Lessons Learned and Practices to carry forward to the “New Normal” when we also have In-person Classes

AI: Has the temporary closure of in-person programs offered any lessons that you will carry into your future plans?  YES, I will definitely have my students continue more personal writings on their dreams/goals and how they plan to achieve them. I work in corrections, there is no internet. We deliver and collect classwork daily to each inmate

AS: Lessons learned: Definitely to consider scaling up digital literacy skills across the board in more deliberate and intentional ways - And also - Doing an initial assessment of digital access during ‘registration- orientation’ etc.


Following up on last month's Career Pathways Coffee Break, I want to share another resource to plan for workforce recovery.
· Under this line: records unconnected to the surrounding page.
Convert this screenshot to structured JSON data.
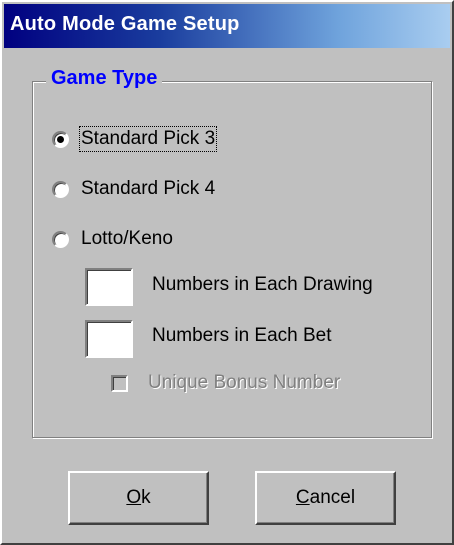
{
  "window": {
    "title": "Auto Mode Game Setup"
  },
  "game_type": {
    "legend": "Game Type",
    "options": [
      {
        "label": "Standard Pick 3",
        "selected": true
      },
      {
        "label": "Standard Pick 4",
        "selected": false
      },
      {
        "label": "Lotto/Keno",
        "selected": false
      }
    ],
    "numbers_in_drawing": {
      "label": "Numbers in Each Drawing",
      "value": ""
    },
    "numbers_in_bet": {
      "label": "Numbers in Each Bet",
      "value": ""
    },
    "unique_bonus": {
      "label": "Unique Bonus Number",
      "checked": false,
      "enabled": false
    }
  },
  "buttons": {
    "ok": {
      "accel": "O",
      "rest": "k"
    },
    "cancel": {
      "accel": "C",
      "rest": "ancel"
    }
  }
}
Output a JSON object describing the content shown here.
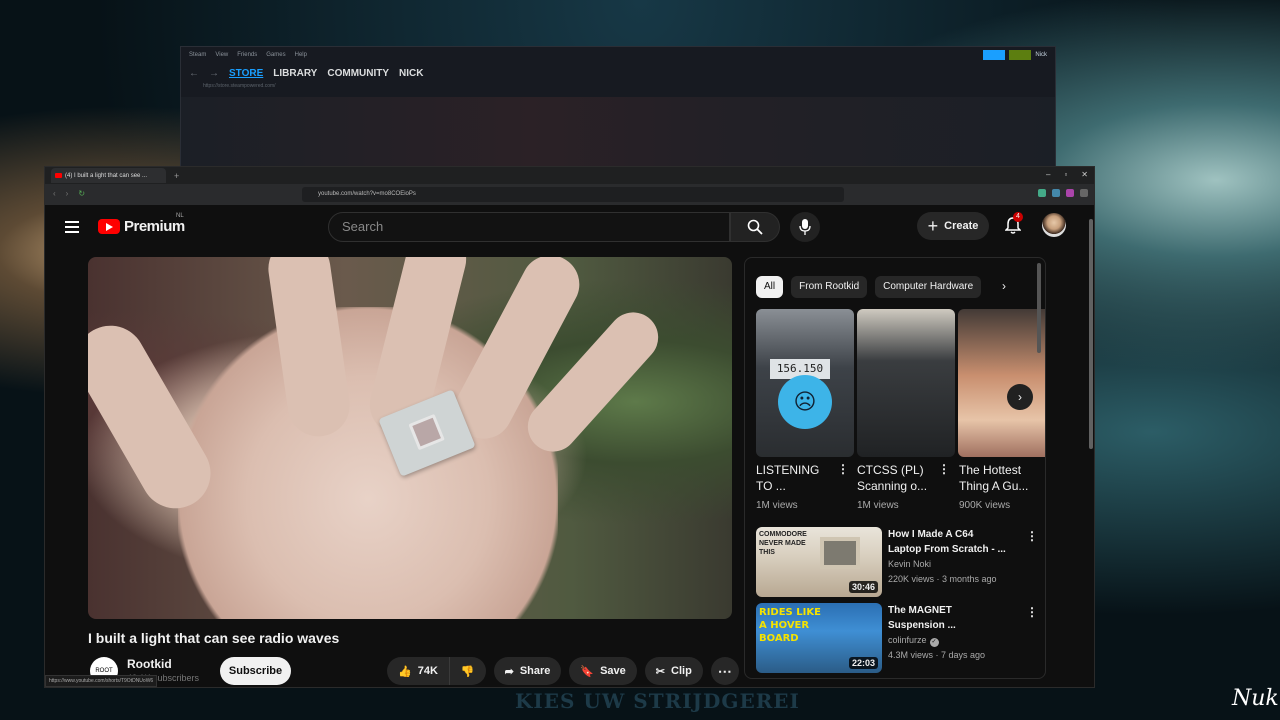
{
  "desktop": {
    "bottom_text": "KIES UW STRIJDGEREI",
    "corner_logo": "Nuk"
  },
  "steam": {
    "menu": [
      "Steam",
      "View",
      "Friends",
      "Games",
      "Help"
    ],
    "nav": [
      "STORE",
      "LIBRARY",
      "COMMUNITY",
      "NICK"
    ],
    "url": "https://store.steampowered.com/",
    "user": "Nick"
  },
  "browser": {
    "tab_title": "(4) I built a light that can see ...",
    "url": "youtube.com/watch?v=mo8COEioPs"
  },
  "youtube": {
    "logo_text": "Premium",
    "logo_region": "NL",
    "search_placeholder": "Search",
    "create_label": "Create",
    "notification_count": "4",
    "video": {
      "title": "I built a light that can see radio waves",
      "channel": "Rootkid",
      "channel_avatar_text": "ROOT",
      "subscribers": "43.1K subscribers",
      "subscribe_label": "Subscribe",
      "likes": "74K",
      "share_label": "Share",
      "save_label": "Save",
      "clip_label": "Clip"
    },
    "status_url": "https://www.youtube.com/shorts/T9OtDNUoW6",
    "filters": [
      "All",
      "From Rootkid",
      "Computer Hardware"
    ],
    "shorts": [
      {
        "title": "LISTENING TO ...",
        "views": "1M views",
        "screen": "156.150"
      },
      {
        "title": "CTCSS (PL) Scanning o...",
        "views": "1M views"
      },
      {
        "title": "The Hottest Thing A Gu...",
        "views": "900K views"
      }
    ],
    "recommendations": [
      {
        "title": "How I Made A C64 Laptop From Scratch - ...",
        "channel": "Kevin Noki",
        "meta": "220K views · 3 months ago",
        "duration": "30:46",
        "thumb_text": "COMMODORE NEVER MADE THIS"
      },
      {
        "title": "The MAGNET Suspension ...",
        "channel": "colinfurze",
        "meta": "4.3M views · 7 days ago",
        "duration": "22:03",
        "thumb_text": "RIDES LIKE A HOVER BOARD"
      }
    ]
  }
}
The Pathway to Recovery Quick Start Action Planner (QSAP) can be used by public workforce development partners to aid in planning and preparing for economic recovery.

The QSAP assists states in creating and implementing economic recovery plans across WIOA partners, by addressing staffing, technology, systems infrastructure, communication, and funding needs. Local leaders are encouraged to use the QSAP to hold team discussions focused on developing a shared sense of preparedness. The results of these discussions will help WIOA partners develop or improve readiness strategies and plans.

The QSAP can be used to assess and prepare for recovery through the the following:

  • Individual Assessments and Team Discussion: Individuals complete the QSAP and then share their results in a group setting – team discussion helps to align around current conditions and areas for action
  • Facilitated Group Discussion: A facilitator leads your team through the QSAP as part of a strategic planning session to collectively identify priorities for change.
  • Benchmarking Progress: You can save the QSAP results as a benchmark – reengage your team to complete again in 6 months or a year to assess your progress.
  • Create an Economic Recovery Plan: You can review team results and prioritize actions for topic areas, create an action plan to address each area, complete actions, specific, designated responsible person(s), and timelines.

Additional recovery resources can be found on the Pathway to Recovery Resources on WorkforceGPS.

I'm hopeful that adult educators are taking part in these discussions as part of workforce development partnerships.  If you have been part of these discussions, or plan to work with WIOA partners on completing the QSAP, I invite you to share your experience here with us.

Mike Cruse

Career Pathways Moderator